A wise man once said, “The more you engage with customers, the clearer things become and the easier it is to determine what you should be doing.” One of the best ways to determine what you should be doing to deliver an outstanding customer experience is to leverage the voice of the customer, or VoC. VoC is a term used to describe the process of gathering and acting upon feedback from your customers. Used correctly, VoC wants and needs can directly influence all outward-facing ventures including website builds, marketing creation, campaign development, and more.
Collecting feedback from customers should be an ongoing process. As VoC feedback is obtained, incorporate it into all phases of work and development, specifically during a website build project. At the beginning of a project, due diligence is critical. User research will help you understand customer behavior trends and expectations. Then through the wireframe and design process, usability tests allow you to obtain actionable feedback and determine whether the assumptions you have made along the way are correct, or if you’ve gone a bit awry.
And soliciting data doesn’t stop when a project goes live. You should never stop collecting VoC feedback from customers. But unless you act on the information they provide, you’re just spinning your wheels. Don’t risk the progress you’ve made or alienate your customers.
While the process of soliciting VoC data may seem overwhelming or difficult to operationalize, following the steps below will help. This process will allow you to tap into customer feedback and turn their needs into action.
Understand the Value VoC Delivers
While it may sound like just another trend people are hopping on, it is important to understand the effect that using VoC has on companies because it is extraordinary. A report by the Aberdeen Group found multiple benefits for companies that use VoC versus those that don’t, including:
55% greater customer retention
23% lower customer service costs
37% greater employee engagement rates
Not only are the quantitative results compelling, but the qualitative benefits are even stronger. VoC usage can drive significant improvements in customer service, brand strength, more robust product development and innovation, higher marketing efficiency and even better market fit.
Even with some pretty clear benefits, many companies are failing to cash in on this golden source of website optimization. Harvard Business Review found that marketers only depend on data for a meager 11 percent of customer-related decisions. The rest rely heavily on intuition. Tapping into VoC data lets you stand out from the competition.

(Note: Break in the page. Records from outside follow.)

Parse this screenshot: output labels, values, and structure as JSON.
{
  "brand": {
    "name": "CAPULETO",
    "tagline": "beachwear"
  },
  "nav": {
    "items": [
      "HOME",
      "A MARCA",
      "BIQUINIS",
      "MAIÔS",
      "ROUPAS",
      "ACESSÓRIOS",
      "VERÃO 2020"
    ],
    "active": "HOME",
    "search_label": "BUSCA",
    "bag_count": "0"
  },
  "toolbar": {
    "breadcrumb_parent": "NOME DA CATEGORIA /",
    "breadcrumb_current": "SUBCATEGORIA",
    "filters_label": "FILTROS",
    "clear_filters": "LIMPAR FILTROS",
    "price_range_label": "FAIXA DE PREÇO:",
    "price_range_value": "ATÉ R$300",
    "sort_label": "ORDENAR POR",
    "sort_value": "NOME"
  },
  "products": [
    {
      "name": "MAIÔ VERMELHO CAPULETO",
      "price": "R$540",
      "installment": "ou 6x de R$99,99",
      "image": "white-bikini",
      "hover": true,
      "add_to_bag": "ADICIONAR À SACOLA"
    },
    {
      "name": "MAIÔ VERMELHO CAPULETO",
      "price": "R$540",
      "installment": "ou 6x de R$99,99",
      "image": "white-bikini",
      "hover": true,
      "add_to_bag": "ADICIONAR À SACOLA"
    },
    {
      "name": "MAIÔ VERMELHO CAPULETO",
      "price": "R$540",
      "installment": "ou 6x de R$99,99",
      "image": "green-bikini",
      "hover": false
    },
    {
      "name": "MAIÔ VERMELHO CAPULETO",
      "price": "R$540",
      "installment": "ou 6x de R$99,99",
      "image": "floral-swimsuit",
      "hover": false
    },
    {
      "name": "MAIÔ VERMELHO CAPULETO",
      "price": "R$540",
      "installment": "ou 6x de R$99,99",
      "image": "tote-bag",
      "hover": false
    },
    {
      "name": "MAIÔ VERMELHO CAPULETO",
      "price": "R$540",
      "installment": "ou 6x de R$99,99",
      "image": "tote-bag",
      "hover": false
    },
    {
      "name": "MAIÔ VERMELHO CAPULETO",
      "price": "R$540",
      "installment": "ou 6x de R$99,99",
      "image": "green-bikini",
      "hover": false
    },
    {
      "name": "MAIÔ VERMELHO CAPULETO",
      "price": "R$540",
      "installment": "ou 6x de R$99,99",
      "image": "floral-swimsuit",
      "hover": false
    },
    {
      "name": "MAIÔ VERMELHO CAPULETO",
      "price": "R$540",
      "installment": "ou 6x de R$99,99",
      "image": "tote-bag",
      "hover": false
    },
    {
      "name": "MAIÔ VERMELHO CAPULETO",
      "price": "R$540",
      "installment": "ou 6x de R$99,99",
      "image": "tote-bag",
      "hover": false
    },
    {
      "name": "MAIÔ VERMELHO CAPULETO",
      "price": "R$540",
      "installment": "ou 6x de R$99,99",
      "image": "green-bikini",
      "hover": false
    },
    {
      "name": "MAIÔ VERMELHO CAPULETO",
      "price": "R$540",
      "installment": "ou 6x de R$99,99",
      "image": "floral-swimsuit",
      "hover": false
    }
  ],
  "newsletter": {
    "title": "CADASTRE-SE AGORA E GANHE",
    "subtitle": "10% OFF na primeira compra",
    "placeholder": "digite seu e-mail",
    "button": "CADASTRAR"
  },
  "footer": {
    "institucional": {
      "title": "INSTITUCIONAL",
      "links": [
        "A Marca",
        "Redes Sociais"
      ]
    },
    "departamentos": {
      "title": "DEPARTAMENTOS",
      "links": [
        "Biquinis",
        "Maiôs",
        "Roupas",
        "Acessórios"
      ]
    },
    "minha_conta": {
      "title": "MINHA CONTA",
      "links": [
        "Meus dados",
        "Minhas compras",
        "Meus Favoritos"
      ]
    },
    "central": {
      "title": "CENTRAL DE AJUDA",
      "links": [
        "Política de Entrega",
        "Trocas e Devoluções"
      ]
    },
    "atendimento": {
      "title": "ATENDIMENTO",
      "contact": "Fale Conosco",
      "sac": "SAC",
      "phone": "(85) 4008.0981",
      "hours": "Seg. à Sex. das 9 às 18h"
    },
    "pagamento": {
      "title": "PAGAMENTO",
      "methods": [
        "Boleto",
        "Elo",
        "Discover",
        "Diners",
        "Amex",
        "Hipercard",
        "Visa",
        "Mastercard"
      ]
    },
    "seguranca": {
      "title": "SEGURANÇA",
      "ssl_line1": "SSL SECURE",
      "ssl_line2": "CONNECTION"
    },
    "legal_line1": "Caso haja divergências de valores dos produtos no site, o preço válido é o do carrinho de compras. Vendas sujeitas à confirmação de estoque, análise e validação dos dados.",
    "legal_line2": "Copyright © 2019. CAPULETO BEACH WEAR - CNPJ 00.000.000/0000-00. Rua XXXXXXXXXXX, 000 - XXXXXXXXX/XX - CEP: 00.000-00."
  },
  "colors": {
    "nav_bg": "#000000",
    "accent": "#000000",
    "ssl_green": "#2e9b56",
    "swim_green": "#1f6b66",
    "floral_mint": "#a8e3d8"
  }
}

Systematically Collect VoC Data
Once you have a clear understanding of VoC benefits, it’s time to think about mechanisms to collect this data. One of the best ways to obtain VoC inputs is by using the Net Promoter Score (NPS) which is a way to measure the loyalty between a customer and company. The NPS uses only a single question as input: “How likely is it that you would recommend our company/product/service to a friend or colleague?” In addition to providing a quantitative response from 0 to 10, the customer also has the option to leave comments in the survey. These comments are insightful and also serve as proof points for making the case to update an experience.
Surveys are another tool to collect VoC responses. You can execute these in a myriad of ways, including the integration of pop-up surveys on your website, conducting focus group surveys and including comment or feedback boxes. Giving customers multiple ways to provide feedback will help ensure you get open and honest opinions about the experience you are delivering that you can then put to use.
Let the Data Tell The Story
Capturing data is only one step in your VoC program. Equally important is a clear process outlined to collect and analyze the data. This analysis will tell a compelling story of what your customers like and don’t like and highlight what is having a positive or negative impact on their experience. This storytelling will allow you to convert data into action items that improve your website.
To keep from using the data poorly, make sure to avoid a scattershot approach. Instead, create systematic processes that allow you to derive value from the data as it comes in. As you accumulate actionable insights, create a backlog of changes and updates you want to make to your website. Prioritize features and functionality feedback over other types. This puts the focus on creating a product that will drive revenue and customer retention while lowering customer service costs.
Realize It Will Never Be Finished
In short, VoC is a process, not an action. Your website is never really a finished product. Content and the user experience should continually be evaluated to determine if it still meets customer needs or if corrective action is necessary. From the very beginning of development through release and beyond, VoC matters — but only if you act on it. If you want to provide your customers with the best possible user experience, ask them their opinion. After all, the customer is always right.